March 25 2019, Stefan Taube
Luminescent emission nebulae, supernova remnants and planetary nebulae are all particularly beautiful objects pertaining to the night sky. This applies both to the simple process of visual observation, as well as to astrophotography. Nature illuminates such nebulae in specific spectral colours: the red light of hydrogen, the blue-green light of oxygen ions and also in the colours of sulphur and nitrogen ions. Nebula filters enable these colours to pass through whilst blocking the diffused light of the natural luminance of the sky and of light pollution. The result is a marked increase in contrast.
With the Nebula Booster NB1, the filter specialists IDAS are introducing a new, very high-performing filter of this type onto the market, and one that is not overly expensive! As the transmission curve shows, the filter has high transmission and is permeable for all relevant spectral lines, with a surprisingly narrow passband: A real nebula intensifier!
Transmission curve IDAS NB1
The filter is ideal for photographing large nebula regions since it enables the typical colours of these objects to pass and blocks the disruptive skyglow. The filter quickly and completely cuts off near infrared up to 1100 nanometres. This is important since cameras are sensitive to this range, but telescopic lenses are optimised for the visible spectral range and are faulty in the infrared range.

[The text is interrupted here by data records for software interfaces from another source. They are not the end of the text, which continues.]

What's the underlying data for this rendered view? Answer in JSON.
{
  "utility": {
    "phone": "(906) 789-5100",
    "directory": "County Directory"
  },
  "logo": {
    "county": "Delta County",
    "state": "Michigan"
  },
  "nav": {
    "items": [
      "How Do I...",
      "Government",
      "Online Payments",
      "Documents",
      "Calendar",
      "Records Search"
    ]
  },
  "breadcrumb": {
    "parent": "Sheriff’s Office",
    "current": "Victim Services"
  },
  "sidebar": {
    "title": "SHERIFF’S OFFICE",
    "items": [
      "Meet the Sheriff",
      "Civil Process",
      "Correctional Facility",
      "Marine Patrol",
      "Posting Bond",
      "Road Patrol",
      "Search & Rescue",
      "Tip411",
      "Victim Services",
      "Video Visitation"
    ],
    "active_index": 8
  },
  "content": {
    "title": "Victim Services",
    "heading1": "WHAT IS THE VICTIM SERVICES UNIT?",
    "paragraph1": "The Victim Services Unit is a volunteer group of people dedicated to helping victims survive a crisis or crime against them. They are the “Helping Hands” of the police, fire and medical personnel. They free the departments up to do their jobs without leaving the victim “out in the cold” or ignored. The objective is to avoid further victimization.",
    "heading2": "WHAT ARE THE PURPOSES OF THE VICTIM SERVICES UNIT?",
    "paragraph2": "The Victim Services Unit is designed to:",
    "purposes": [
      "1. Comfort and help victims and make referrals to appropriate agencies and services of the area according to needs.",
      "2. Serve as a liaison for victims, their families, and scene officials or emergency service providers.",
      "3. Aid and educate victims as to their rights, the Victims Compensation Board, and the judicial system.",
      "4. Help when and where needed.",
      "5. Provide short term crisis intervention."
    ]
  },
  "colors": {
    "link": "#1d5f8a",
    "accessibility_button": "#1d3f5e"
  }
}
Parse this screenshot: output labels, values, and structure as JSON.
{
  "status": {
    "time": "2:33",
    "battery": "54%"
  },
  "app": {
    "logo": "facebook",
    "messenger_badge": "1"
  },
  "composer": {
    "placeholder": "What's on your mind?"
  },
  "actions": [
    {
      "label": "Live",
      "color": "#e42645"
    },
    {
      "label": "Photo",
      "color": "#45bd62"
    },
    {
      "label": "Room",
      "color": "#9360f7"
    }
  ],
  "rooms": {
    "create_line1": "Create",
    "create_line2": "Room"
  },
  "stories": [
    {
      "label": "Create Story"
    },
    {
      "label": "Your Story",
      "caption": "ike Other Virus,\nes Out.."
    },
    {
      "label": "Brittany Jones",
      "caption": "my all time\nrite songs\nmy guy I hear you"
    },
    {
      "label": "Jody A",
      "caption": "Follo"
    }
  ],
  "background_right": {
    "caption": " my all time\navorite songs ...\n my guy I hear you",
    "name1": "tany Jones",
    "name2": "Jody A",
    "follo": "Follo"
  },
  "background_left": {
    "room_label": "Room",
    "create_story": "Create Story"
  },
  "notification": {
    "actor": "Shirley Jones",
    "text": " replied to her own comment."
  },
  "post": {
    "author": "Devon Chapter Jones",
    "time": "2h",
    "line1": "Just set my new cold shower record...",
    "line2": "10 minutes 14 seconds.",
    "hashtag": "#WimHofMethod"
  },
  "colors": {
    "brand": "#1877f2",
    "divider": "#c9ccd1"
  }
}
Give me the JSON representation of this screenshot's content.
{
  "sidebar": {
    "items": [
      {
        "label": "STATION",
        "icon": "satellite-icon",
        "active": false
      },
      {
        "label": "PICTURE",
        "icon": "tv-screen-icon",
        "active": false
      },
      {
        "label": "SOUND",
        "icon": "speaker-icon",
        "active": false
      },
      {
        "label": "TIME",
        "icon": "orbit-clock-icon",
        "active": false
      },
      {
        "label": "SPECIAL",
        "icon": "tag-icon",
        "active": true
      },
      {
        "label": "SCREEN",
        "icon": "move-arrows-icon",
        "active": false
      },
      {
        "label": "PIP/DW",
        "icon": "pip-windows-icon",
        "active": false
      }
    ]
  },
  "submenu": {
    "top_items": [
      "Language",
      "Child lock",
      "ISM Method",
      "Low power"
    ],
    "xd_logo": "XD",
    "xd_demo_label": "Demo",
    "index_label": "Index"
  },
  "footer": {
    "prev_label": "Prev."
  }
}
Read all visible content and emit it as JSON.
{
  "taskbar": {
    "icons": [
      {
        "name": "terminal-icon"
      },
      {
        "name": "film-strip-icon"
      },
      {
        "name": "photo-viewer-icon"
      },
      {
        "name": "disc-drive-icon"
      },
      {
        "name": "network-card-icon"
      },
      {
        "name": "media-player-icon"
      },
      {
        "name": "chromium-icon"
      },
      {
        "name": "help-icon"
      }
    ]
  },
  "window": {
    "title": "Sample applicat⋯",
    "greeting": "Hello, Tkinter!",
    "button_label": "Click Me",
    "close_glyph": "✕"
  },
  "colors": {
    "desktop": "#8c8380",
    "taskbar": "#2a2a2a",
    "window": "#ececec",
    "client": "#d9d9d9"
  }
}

IDAS Nebula Booster NB1
The Nebula Booster NB1 is available with two versions which cover both of the common filter thread sizes and can be screw-fitted to the housings of eyepieces or cameras.
July 31 2017, Stefan Taube
Northern German company Astronomik is a specialist for astronomical filters for astrophotographers or purely visual star gazers. Clip filters are a special innovation of Astronomik. These filters have a special mounting shape, which allows them to be placed directly into a DSLR or system camera – without using any tools!
Astronomik currently offer clip filters for:
The camera mentioned last is designed with extremely high sensitivity. We offer this camera as a specially astro-modified camera. For more information please follow this link: Sony Alpha 7s Astro.
For APS-C Format EOS cameras from Canon, Astronomik have now developed a new series. A special feature of these new XT filters is the very thin carrier with a thickness of only 0.3 mm, to which the filter layer is applied. When using filters with thicker glass carriers, image faults may become visible in the corners of the photos. Stars appear slightly dash shaped. This can be particularly noticed when using short focal lengths. So if you would like to use a Canon EOS with the camera lens on a camera mount to take wide angle shots of the night sky, an XT filter might be the right investment.
XT filters are available in the usual versions, from CLS to H-alpha all the way to SII filters. For novices we especially recommend the CLS filter, which suppresses artificial light pollution.
The red transmission curve reveals: The CLS filter blocks the light from the yellow street lamps.
By the way: Removing a clip filter from the camera housing is just as easy as putting it in.